It won't be too long before I'll be able to toodle along on the trials sled as easily and well as the hordes of little kids who are presently blowing my doors off, but for now the in-between trails tire me out big time, which means I don't ride as well, which tires me quicker, and so on and so on. Each section I actually arrive at is a small victory.
In section 7, the next one after the one in the video, my concentration lapsed for a second and my bike tipped over. I put out my foot to stop a fall. Woulda worked, too, if there had been any ground there, but the ground was three feet under the foot. Eventually, foot reached ground, but there was no saving it and I went ass over teakettle.
While I was lying there, I realized how exhausted I was and decided to call it a day. The section personnel all ran to my aid and got me up and outta there and I rode back to the truck.
The biggest blow was to my pride of course (nothing new), but Mrs. G noticed a quarter-sized booboo on the part of my elbow that I couldn't see (note to Self: wear the protective gear, idiot). She whipped out the medical gear, cleaned the wound and put a band-aid on it. Had to pull a coupla pine needles out of it first.
A note about trials people: I turned in my scorecord as a DNF so the club wouldn't go looking for me and told the lady what I thought was a humorous "you guys kicked my butt". She actually apologized and I had to backpedal fast, "oh no, please. I had a lotta fun." As I was sitting on the motorcycle rack on the pickup recovering from all this, all kinds of folks came over and asked if I was OK. Word spreads fast in a small club like that and they don't know me from Adam. Very, very nice folks.
I rode my first motorcycle race in 1962. I didn't fall off in that one and rarely did thereafter. In thousands of racing miles I have never, say again never fallen off in two consecutive events like I have in this sport, and never at 2 mph or less.
That shit's gotta stop. This season's pretty much over, but my plan for next year will start with a simple act: as soon as this coming winter's snow melts I'm taking the cap off the Dakota. That will let me load up and go practice, practice, practice at a moment's notice instead of messin' with the rack.
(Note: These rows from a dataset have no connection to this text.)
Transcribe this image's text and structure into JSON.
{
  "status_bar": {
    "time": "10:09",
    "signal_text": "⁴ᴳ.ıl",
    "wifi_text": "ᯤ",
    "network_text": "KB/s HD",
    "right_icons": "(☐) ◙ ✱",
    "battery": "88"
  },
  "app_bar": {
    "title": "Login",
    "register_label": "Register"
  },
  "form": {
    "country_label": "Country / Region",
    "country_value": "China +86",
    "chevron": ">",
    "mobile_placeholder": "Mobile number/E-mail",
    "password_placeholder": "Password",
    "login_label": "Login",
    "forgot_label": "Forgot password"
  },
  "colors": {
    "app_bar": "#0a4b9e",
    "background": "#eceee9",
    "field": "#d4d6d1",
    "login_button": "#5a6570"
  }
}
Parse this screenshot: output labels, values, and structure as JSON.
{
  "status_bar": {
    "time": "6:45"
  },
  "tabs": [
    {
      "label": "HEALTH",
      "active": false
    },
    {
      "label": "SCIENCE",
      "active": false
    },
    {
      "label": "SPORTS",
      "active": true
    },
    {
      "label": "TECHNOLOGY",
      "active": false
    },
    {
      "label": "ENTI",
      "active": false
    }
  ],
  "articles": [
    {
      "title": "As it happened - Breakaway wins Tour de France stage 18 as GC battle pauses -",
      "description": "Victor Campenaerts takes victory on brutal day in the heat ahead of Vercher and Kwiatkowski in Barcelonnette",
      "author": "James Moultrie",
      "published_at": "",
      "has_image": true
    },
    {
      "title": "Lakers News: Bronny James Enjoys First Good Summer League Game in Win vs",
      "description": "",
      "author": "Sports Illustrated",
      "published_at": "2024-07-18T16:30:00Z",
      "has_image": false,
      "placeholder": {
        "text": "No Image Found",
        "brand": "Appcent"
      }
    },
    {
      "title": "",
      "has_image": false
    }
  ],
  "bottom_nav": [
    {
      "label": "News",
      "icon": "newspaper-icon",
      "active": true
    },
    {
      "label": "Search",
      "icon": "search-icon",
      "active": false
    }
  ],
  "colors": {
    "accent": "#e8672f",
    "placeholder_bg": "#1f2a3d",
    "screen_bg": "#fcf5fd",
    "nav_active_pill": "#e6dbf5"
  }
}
This season was pretty much about riding a couple of events to see if I liked it. I do. My simple goal for next season is to finish an event and to do that I just have to ride, ride, ride the damn motorcycle until I know what it's gonna do and what I'm gonna do in a given situation and thus gain confidence and expend less energy, and since there's a level of athleticism I had not considered but which has been brought home rather sharply, to get my 'sickle-ridin' muscles (roughly from just above the knees to just off the ends of my fingertips) in shape.
Stay tuned. This is gonna get better and better.